Results from this sample showed that “the average reported well-being at a point of time is higher than the average well-being recalled for the same period.” In other words, conclude the authors, ”Most people report an evolution of life satisfaction that is different from the one observed over time… On average, people tend to overstate the improvement in their life satisfaction over time.”
The authors then analyzed the links between observed and reported life satisfaction, focusing on positive (reported > observed satisfaction) vs. negative (observed > reported) discrepancies. They wanted to see whether different reporting biases are linked to current life satisfaction. To that end, they looked at participants’ answers to another BHPS survey question: “Would you say that you are more satisfied with life, less satisfied, or feel about the same as you did a year 8 ago?”
The results revealed the existence of two opposite patterns: Those who misreport in the positive direction score significantly higher in life satisfaction than the rest of the sample. Those who err on the negative side reported significantly lower current life satisfaction. The authors conclude that “More satisfied people tend to overstate the improvement in their life satisfaction; conversely, unsatisfied people tend to understate it.”
Finally, the authors explored whether recall biases are limited to recent happiness or may generalize across time.
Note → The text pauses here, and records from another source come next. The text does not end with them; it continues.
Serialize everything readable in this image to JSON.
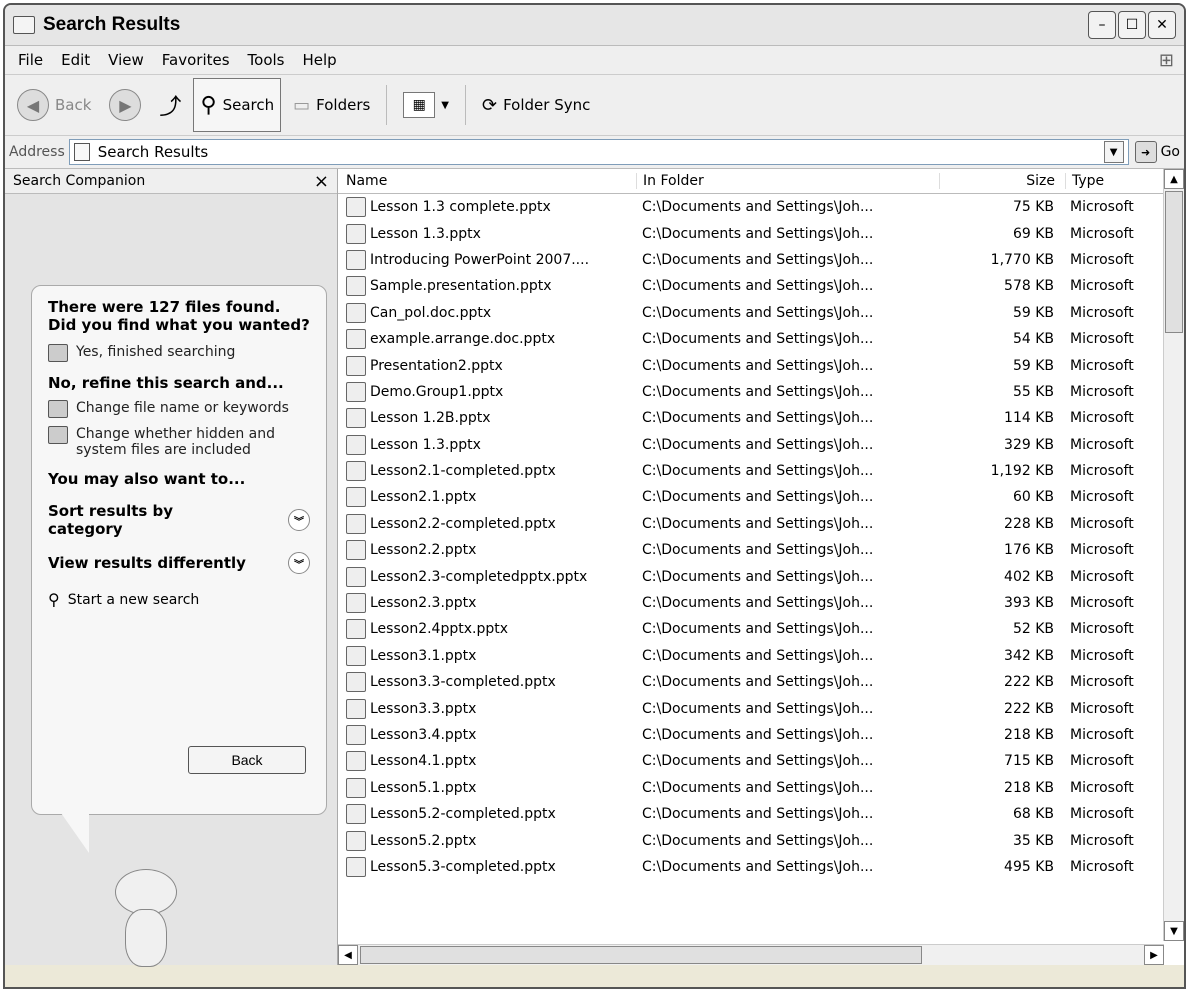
{
  "window": {
    "title": "Search Results"
  },
  "menu": [
    "File",
    "Edit",
    "View",
    "Favorites",
    "Tools",
    "Help"
  ],
  "toolbar": {
    "back_label": "Back",
    "search_label": "Search",
    "folders_label": "Folders",
    "folder_sync_label": "Folder Sync"
  },
  "address": {
    "label": "Address",
    "value": "Search Results",
    "go_label": "Go"
  },
  "sidebar": {
    "header": "Search Companion",
    "results_title": "There were 127 files found. Did you find what you wanted?",
    "yes_label": "Yes, finished searching",
    "refine_title": "No, refine this search and...",
    "change_name_label": "Change file name or keywords",
    "change_hidden_label": "Change whether hidden and system files are included",
    "also_title": "You may also want to...",
    "sort_label": "Sort results by category",
    "view_label": "View results differently",
    "new_search_label": "Start a new search",
    "back_button": "Back"
  },
  "columns": {
    "name": "Name",
    "folder": "In Folder",
    "size": "Size",
    "type": "Type"
  },
  "files": [
    {
      "name": "Lesson 1.3 complete.pptx",
      "folder": "C:\\Documents and Settings\\Joh...",
      "size": "75 KB",
      "type": "Microsoft"
    },
    {
      "name": "Lesson 1.3.pptx",
      "folder": "C:\\Documents and Settings\\Joh...",
      "size": "69 KB",
      "type": "Microsoft"
    },
    {
      "name": "Introducing PowerPoint 2007....",
      "folder": "C:\\Documents and Settings\\Joh...",
      "size": "1,770 KB",
      "type": "Microsoft"
    },
    {
      "name": "Sample.presentation.pptx",
      "folder": "C:\\Documents and Settings\\Joh...",
      "size": "578 KB",
      "type": "Microsoft"
    },
    {
      "name": "Can_pol.doc.pptx",
      "folder": "C:\\Documents and Settings\\Joh...",
      "size": "59 KB",
      "type": "Microsoft"
    },
    {
      "name": "example.arrange.doc.pptx",
      "folder": "C:\\Documents and Settings\\Joh...",
      "size": "54 KB",
      "type": "Microsoft"
    },
    {
      "name": "Presentation2.pptx",
      "folder": "C:\\Documents and Settings\\Joh...",
      "size": "59 KB",
      "type": "Microsoft"
    },
    {
      "name": "Demo.Group1.pptx",
      "folder": "C:\\Documents and Settings\\Joh...",
      "size": "55 KB",
      "type": "Microsoft"
    },
    {
      "name": "Lesson 1.2B.pptx",
      "folder": "C:\\Documents and Settings\\Joh...",
      "size": "114 KB",
      "type": "Microsoft"
    },
    {
      "name": "Lesson 1.3.pptx",
      "folder": "C:\\Documents and Settings\\Joh...",
      "size": "329 KB",
      "type": "Microsoft"
    },
    {
      "name": "Lesson2.1-completed.pptx",
      "folder": "C:\\Documents and Settings\\Joh...",
      "size": "1,192 KB",
      "type": "Microsoft"
    },
    {
      "name": "Lesson2.1.pptx",
      "folder": "C:\\Documents and Settings\\Joh...",
      "size": "60 KB",
      "type": "Microsoft"
    },
    {
      "name": "Lesson2.2-completed.pptx",
      "folder": "C:\\Documents and Settings\\Joh...",
      "size": "228 KB",
      "type": "Microsoft"
    },
    {
      "name": "Lesson2.2.pptx",
      "folder": "C:\\Documents and Settings\\Joh...",
      "size": "176 KB",
      "type": "Microsoft"
    },
    {
      "name": "Lesson2.3-completedpptx.pptx",
      "folder": "C:\\Documents and Settings\\Joh...",
      "size": "402 KB",
      "type": "Microsoft"
    },
    {
      "name": "Lesson2.3.pptx",
      "folder": "C:\\Documents and Settings\\Joh...",
      "size": "393 KB",
      "type": "Microsoft"
    },
    {
      "name": "Lesson2.4pptx.pptx",
      "folder": "C:\\Documents and Settings\\Joh...",
      "size": "52 KB",
      "type": "Microsoft"
    },
    {
      "name": "Lesson3.1.pptx",
      "folder": "C:\\Documents and Settings\\Joh...",
      "size": "342 KB",
      "type": "Microsoft"
    },
    {
      "name": "Lesson3.3-completed.pptx",
      "folder": "C:\\Documents and Settings\\Joh...",
      "size": "222 KB",
      "type": "Microsoft"
    },
    {
      "name": "Lesson3.3.pptx",
      "folder": "C:\\Documents and Settings\\Joh...",
      "size": "222 KB",
      "type": "Microsoft"
    },
    {
      "name": "Lesson3.4.pptx",
      "folder": "C:\\Documents and Settings\\Joh...",
      "size": "218 KB",
      "type": "Microsoft"
    },
    {
      "name": "Lesson4.1.pptx",
      "folder": "C:\\Documents and Settings\\Joh...",
      "size": "715 KB",
      "type": "Microsoft"
    },
    {
      "name": "Lesson5.1.pptx",
      "folder": "C:\\Documents and Settings\\Joh...",
      "size": "218 KB",
      "type": "Microsoft"
    },
    {
      "name": "Lesson5.2-completed.pptx",
      "folder": "C:\\Documents and Settings\\Joh...",
      "size": "68 KB",
      "type": "Microsoft"
    },
    {
      "name": "Lesson5.2.pptx",
      "folder": "C:\\Documents and Settings\\Joh...",
      "size": "35 KB",
      "type": "Microsoft"
    },
    {
      "name": "Lesson5.3-completed.pptx",
      "folder": "C:\\Documents and Settings\\Joh...",
      "size": "495 KB",
      "type": "Microsoft"
    }
  ],
  "icons": {
    "back": "back-arrow-icon",
    "forward": "forward-arrow-icon",
    "up": "up-folder-icon",
    "search": "magnifier-icon",
    "folders": "folders-icon",
    "views": "views-grid-icon",
    "folder_sync": "folder-sync-icon",
    "file": "pptx-file-icon"
  }
}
To that end, they used the German SocioEconomic Panel (SOEP), a data set with over 11,000 participants who were asked to “reconstruct the pattern of their life satisfaction over the previous ten years.” Comparing these retrospective answers to the participants’ yearly reports of satisfaction, the authors found that “More satisfied people tend to overstate the improvement in their life satisfaction; conversely, unsatisfied people tend to understate it… This holds for the recall of both recent and remote happiness.”
The authors conclude: “People’s remembered well-being seems to be influenced by their current level of life satisfaction. While happy people tend to overstate the positive evolution of their life satisfaction, unhappy ones tend to exaggerate its worsening.”
The authors leave open the question of the possible cognitive mechanisms that may be responsible for this systematic bias. Yet, they argue, the fact that people’s current happiness influences recalled past happiness in predictable ways suggests that “people’s choices and decisions might be biased by wrong memories of their past choices’ outcomes.”
This appears to be a version of the "the rich get richer" phenomenon, as happy people tend to believe they are getting happier, and vice versa. As is the case in the financial arena, this bifurcated trend has implications for the future. Over time, these biases may lead to divergent life strategies, elevating happy people further upward while pushing unhappy ones further downward.
Since happiness levels are linked to behavior, we may predict that these two groups will manifest different ways of being. For example, happy people may over time grow in optimism, trust, and openness to experience while unhappy people may spiral into ever-increasing pessimism, mistrust, and fear.
The authors do not venture into offering solutions, yet their findings align well with cognitive research showing how distorted memories, thoughts, and perceptions may undermine decision-making and mental health. As such, these findings point to a promising line of inquiry for therapy researchers, looking into clinical interventions that may help clients correct faulty happiness memories (for example, through careful journaling and record-keeping over time) in order to improve the accuracy of their well-being appraisals, which may in turn lead to improved mood and to more adaptive behavioral habits.